TASK TO COMPLETE:
Whenever a line of the listing contains the string "arrow", return that line.

Start of Block

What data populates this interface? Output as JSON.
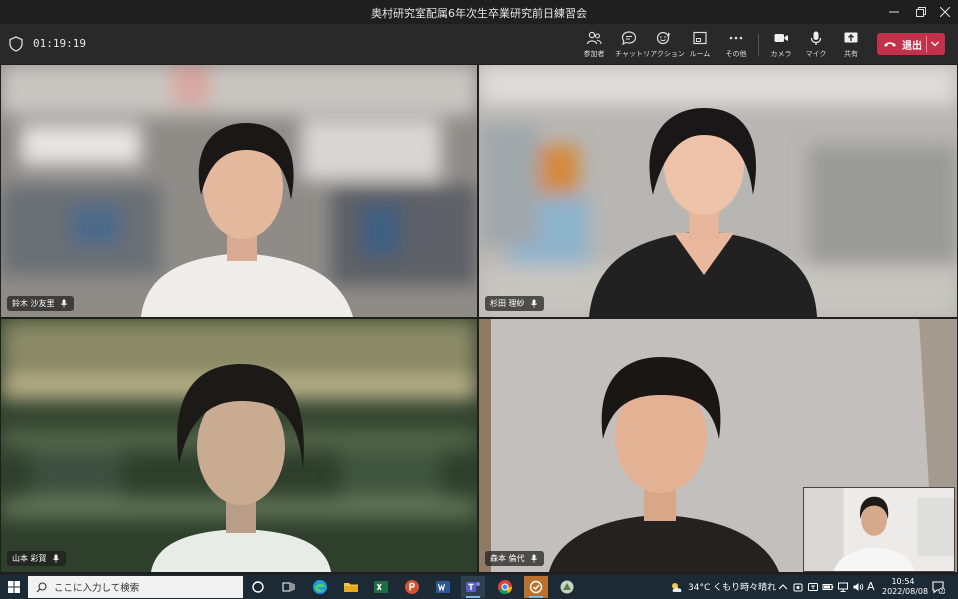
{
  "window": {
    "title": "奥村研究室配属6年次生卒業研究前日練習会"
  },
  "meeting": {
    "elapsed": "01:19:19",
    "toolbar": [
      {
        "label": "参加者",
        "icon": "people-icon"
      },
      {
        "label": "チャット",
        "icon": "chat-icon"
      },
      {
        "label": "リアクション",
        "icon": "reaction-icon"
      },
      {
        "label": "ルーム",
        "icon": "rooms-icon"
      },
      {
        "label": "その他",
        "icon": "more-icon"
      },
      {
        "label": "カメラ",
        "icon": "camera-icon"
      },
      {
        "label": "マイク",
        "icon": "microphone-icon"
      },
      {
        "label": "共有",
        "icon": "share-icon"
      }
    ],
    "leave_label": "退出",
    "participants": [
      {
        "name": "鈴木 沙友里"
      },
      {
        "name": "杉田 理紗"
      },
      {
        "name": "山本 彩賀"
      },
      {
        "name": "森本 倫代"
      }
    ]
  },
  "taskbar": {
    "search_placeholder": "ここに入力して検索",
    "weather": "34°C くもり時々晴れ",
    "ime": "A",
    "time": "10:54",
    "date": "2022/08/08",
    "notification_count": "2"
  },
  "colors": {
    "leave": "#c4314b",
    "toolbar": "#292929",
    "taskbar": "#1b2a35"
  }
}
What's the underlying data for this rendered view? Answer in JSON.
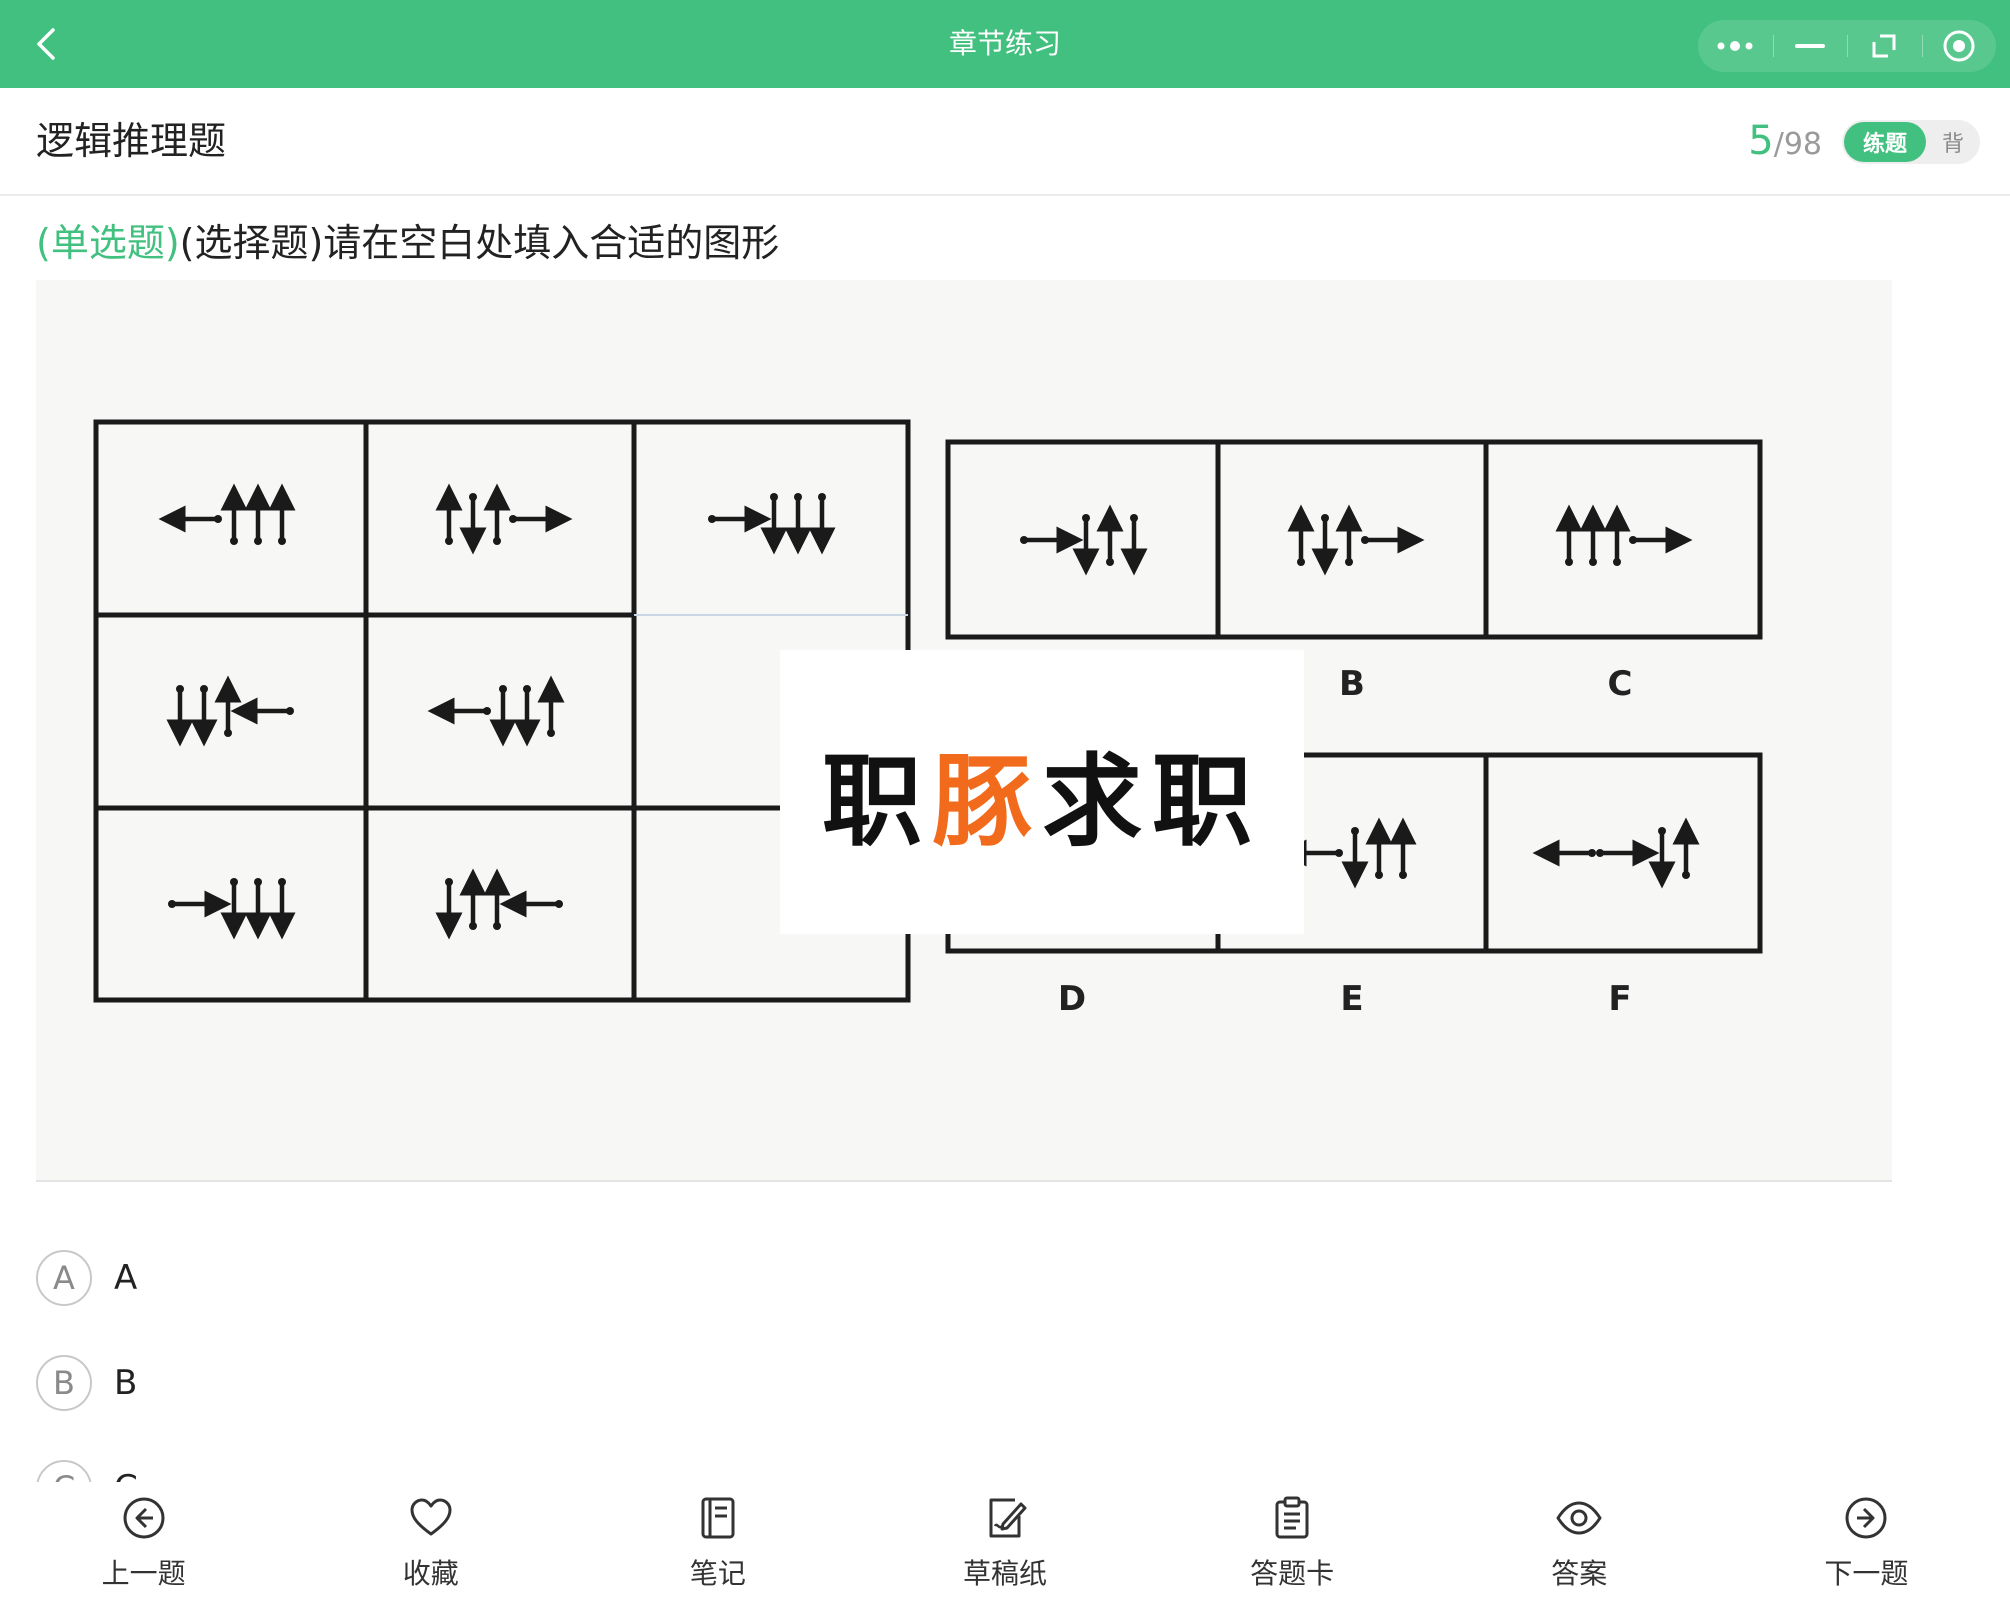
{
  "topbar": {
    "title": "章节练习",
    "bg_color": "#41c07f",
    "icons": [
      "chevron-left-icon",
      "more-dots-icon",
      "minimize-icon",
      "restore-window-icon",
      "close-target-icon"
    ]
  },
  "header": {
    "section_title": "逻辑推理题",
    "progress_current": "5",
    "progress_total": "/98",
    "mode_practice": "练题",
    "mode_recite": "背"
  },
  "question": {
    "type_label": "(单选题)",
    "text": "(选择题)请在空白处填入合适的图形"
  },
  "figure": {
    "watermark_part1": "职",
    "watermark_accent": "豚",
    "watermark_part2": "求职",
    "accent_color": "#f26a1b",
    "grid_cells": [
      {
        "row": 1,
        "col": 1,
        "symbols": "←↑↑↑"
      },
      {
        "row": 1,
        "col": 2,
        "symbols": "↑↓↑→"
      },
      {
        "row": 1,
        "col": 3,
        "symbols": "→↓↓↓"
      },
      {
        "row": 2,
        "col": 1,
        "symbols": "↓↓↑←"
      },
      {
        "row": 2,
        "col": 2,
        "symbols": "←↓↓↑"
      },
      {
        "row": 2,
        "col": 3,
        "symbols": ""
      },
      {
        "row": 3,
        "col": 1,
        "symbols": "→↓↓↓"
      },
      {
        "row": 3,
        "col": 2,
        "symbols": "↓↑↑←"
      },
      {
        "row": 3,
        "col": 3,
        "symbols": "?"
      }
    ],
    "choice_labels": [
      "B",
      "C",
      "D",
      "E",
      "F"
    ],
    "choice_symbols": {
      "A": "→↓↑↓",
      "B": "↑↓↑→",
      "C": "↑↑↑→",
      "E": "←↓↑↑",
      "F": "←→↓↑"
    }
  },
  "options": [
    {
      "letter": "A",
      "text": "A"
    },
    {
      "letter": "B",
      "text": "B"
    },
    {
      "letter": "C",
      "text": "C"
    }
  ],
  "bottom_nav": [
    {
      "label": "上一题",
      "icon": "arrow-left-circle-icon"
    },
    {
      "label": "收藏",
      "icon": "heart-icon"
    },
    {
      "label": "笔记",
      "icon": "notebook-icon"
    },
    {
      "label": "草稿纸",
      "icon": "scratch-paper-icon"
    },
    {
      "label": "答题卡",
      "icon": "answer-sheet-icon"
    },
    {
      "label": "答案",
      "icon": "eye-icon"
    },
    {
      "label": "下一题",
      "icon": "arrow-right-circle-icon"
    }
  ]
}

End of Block
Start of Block

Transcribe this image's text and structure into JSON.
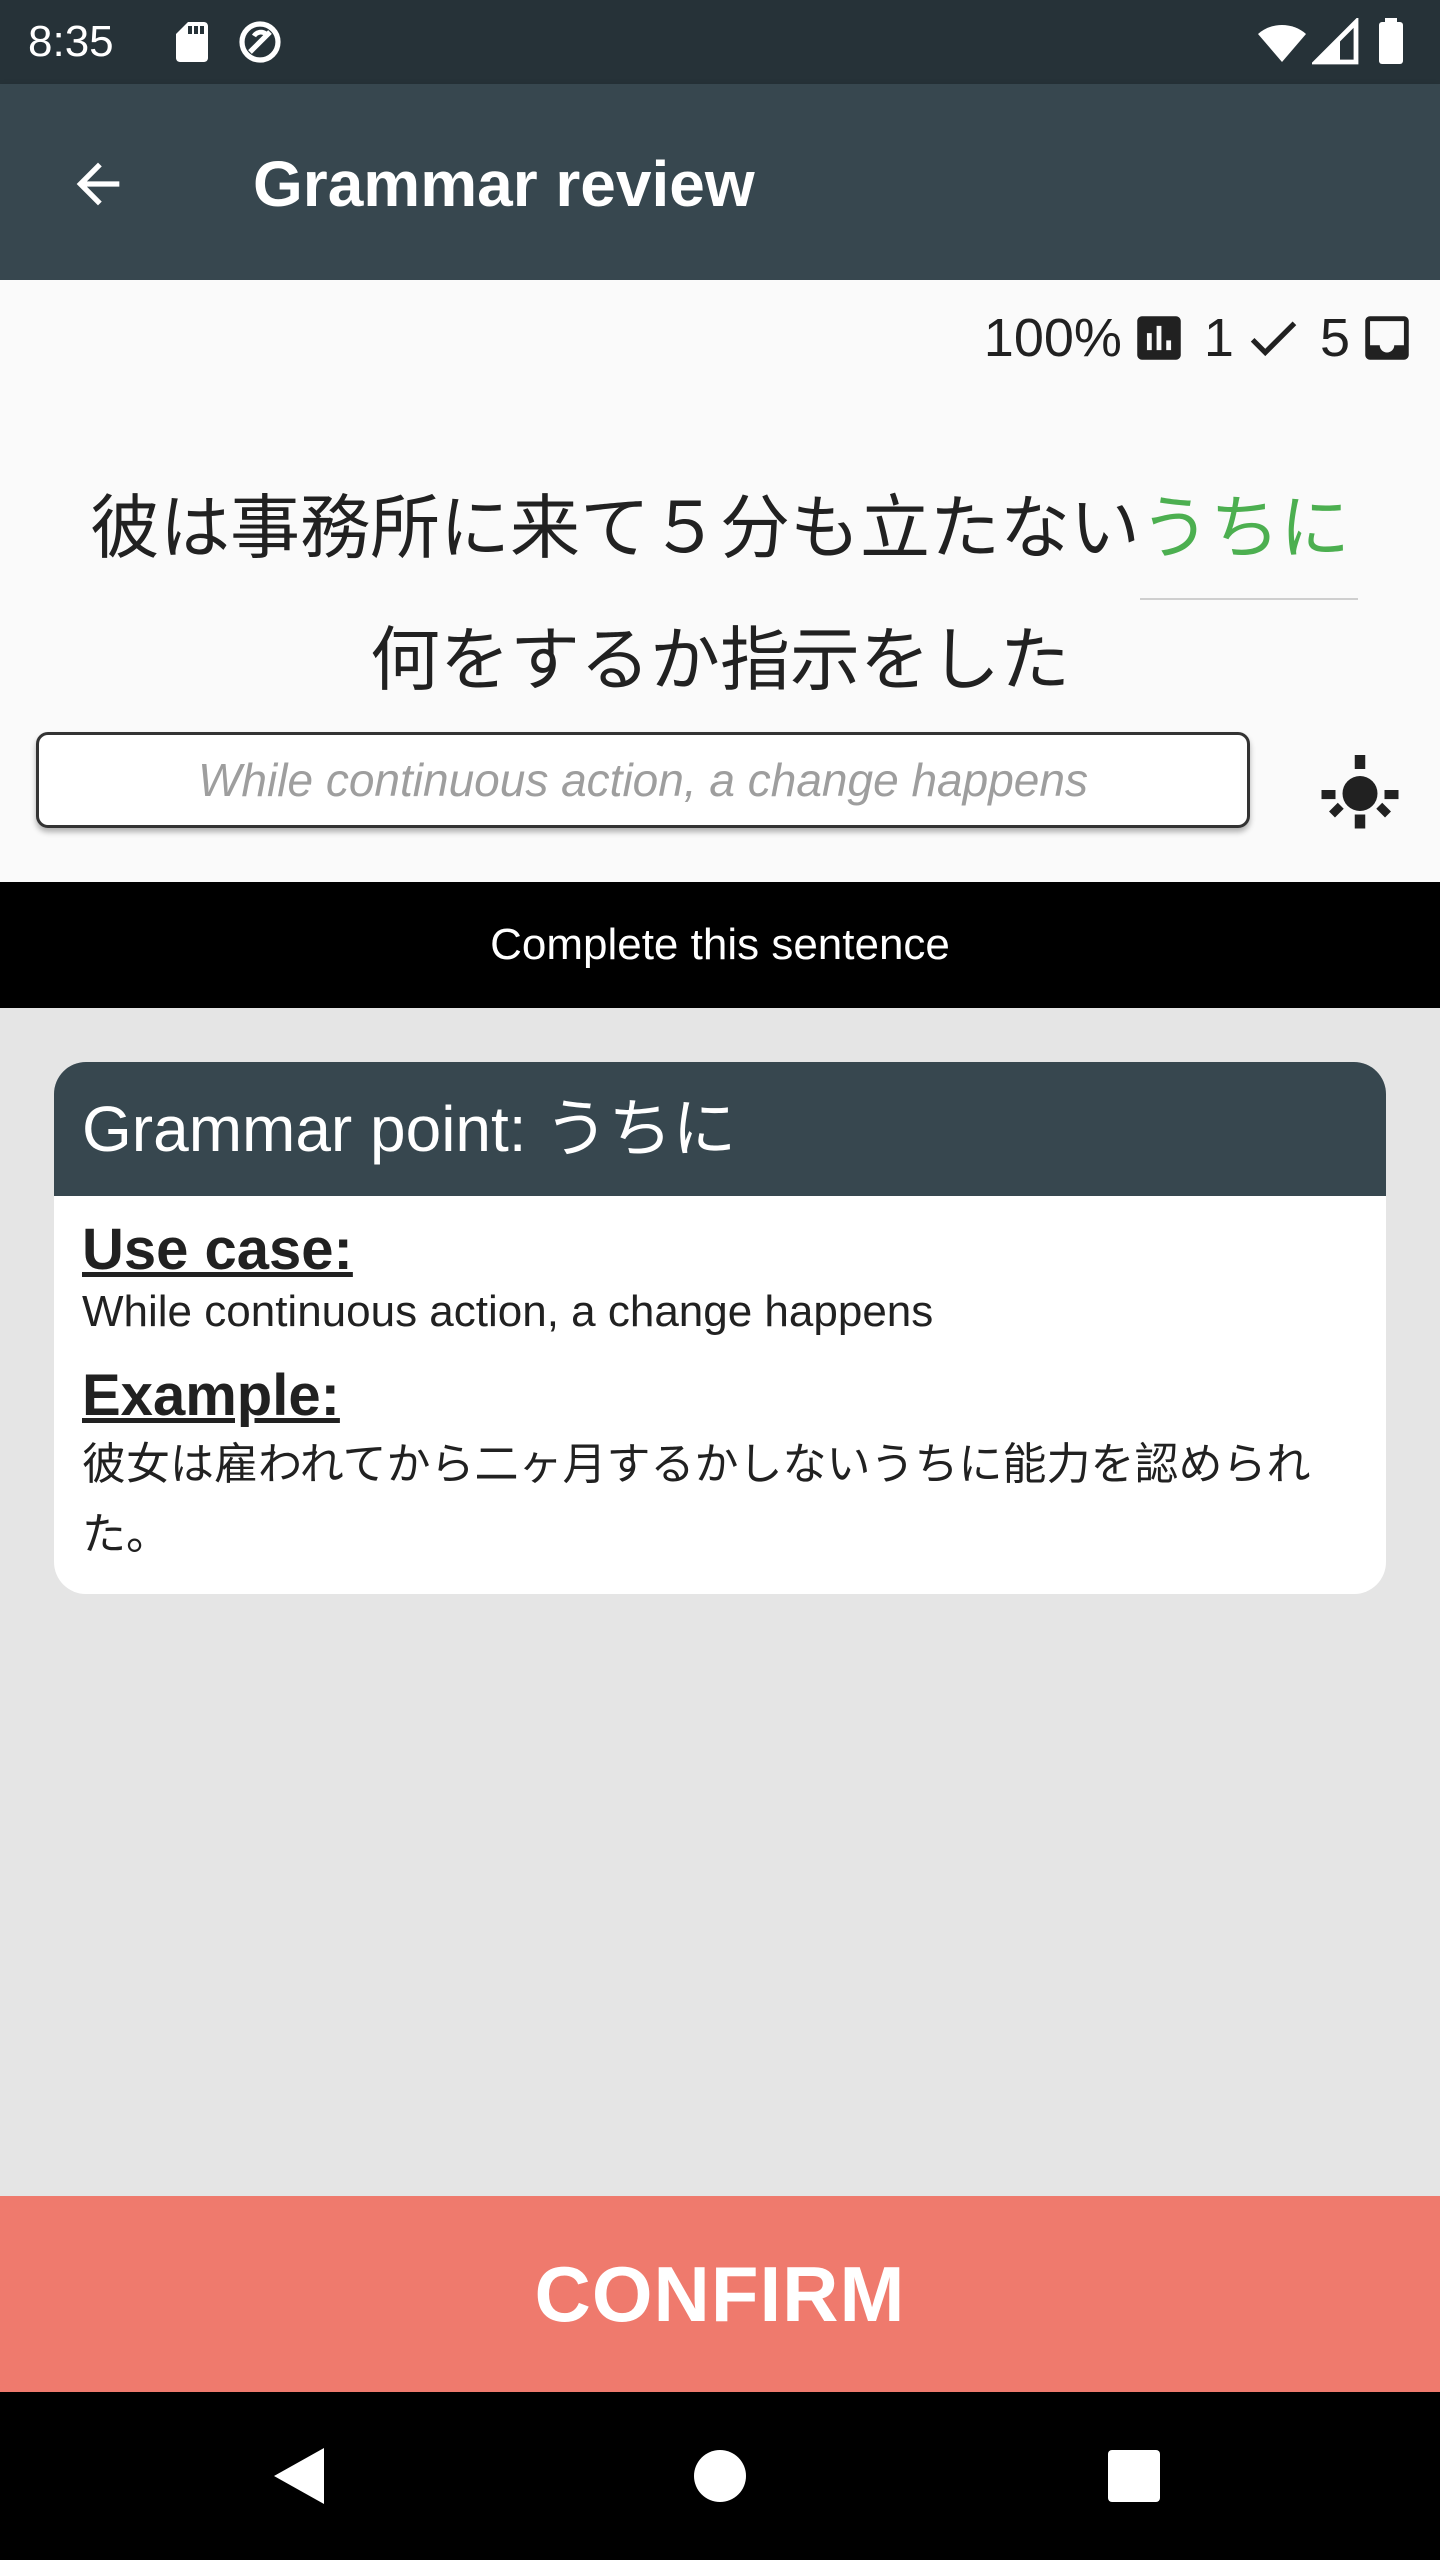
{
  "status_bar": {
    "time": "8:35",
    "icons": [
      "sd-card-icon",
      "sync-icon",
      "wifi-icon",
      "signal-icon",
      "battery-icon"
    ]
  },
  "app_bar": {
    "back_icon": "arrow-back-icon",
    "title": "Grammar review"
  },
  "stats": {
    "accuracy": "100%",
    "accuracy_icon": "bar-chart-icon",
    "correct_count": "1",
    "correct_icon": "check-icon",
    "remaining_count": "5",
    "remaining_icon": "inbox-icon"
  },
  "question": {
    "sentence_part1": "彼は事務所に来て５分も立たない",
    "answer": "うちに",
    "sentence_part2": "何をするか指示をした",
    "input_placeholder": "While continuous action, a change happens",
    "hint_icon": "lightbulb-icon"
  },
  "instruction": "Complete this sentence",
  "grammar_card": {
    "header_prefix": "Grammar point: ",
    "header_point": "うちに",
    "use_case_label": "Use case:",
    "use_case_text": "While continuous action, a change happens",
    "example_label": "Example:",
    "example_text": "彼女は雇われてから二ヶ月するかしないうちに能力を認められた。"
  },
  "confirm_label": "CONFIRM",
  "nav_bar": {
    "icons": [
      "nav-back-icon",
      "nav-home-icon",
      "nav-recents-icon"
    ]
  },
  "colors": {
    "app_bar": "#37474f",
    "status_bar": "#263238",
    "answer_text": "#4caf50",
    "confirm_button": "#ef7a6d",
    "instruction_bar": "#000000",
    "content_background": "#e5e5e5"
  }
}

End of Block

TASK RESULT:
      "icon": "arrow-left-circle-icon"
      "icon": "arrow-right-circle-icon"
    "back_icon": "arrow-back-icon",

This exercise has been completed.